RECORDS FOR THIS EXERCISE Block Start

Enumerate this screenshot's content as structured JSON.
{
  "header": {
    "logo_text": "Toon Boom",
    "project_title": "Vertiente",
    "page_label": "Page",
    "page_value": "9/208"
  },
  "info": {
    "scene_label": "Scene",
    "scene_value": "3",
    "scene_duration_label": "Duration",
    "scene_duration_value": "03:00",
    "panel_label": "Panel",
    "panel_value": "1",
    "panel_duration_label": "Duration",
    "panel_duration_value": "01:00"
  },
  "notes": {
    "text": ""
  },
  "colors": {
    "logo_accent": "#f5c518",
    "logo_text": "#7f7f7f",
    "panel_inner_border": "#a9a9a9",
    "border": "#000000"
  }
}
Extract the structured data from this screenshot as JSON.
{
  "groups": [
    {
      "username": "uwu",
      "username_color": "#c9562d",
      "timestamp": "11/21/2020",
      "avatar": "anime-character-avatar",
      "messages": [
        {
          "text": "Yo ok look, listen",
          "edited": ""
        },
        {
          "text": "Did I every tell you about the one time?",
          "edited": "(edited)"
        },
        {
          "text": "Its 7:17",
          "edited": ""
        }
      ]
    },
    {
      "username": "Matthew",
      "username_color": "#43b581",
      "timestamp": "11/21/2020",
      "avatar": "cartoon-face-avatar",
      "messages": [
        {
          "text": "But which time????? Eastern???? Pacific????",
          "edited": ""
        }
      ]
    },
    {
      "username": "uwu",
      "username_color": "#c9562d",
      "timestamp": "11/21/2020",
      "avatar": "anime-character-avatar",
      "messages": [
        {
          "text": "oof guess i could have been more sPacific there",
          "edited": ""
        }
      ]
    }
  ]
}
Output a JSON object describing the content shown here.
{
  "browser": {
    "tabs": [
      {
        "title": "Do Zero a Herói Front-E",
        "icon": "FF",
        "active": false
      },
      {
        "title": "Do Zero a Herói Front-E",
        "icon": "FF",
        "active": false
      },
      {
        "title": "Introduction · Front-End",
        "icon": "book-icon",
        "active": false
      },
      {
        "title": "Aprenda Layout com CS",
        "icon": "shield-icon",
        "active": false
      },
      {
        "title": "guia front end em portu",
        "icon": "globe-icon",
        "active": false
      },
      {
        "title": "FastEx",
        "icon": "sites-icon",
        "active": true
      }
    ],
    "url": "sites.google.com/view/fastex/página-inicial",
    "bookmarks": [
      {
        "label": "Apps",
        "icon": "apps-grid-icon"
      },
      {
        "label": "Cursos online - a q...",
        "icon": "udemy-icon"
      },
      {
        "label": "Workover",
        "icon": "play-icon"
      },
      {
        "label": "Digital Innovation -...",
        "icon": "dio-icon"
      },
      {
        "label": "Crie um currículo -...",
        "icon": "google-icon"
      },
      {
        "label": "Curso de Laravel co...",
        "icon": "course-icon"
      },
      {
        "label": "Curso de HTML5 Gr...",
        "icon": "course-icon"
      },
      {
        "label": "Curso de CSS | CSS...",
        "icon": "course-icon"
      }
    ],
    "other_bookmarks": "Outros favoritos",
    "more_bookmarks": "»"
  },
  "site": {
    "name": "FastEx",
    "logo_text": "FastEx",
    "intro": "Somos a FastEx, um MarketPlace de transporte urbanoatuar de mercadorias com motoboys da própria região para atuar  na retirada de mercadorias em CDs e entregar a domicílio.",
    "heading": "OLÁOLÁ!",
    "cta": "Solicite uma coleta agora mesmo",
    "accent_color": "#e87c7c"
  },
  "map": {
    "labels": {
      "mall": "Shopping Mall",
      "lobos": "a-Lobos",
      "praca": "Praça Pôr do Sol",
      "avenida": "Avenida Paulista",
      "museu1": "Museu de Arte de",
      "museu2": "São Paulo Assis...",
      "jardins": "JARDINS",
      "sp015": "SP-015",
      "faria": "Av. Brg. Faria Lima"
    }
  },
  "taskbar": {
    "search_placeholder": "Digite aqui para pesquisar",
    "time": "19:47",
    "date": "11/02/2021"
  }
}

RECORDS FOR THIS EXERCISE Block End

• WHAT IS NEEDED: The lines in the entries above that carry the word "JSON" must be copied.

• RESPONSE TO THIS EXERCISE:
Enumerate this screenshot's content as structured JSON.
Extract the structured data from this screenshot as JSON.
Output a JSON object describing the content shown here.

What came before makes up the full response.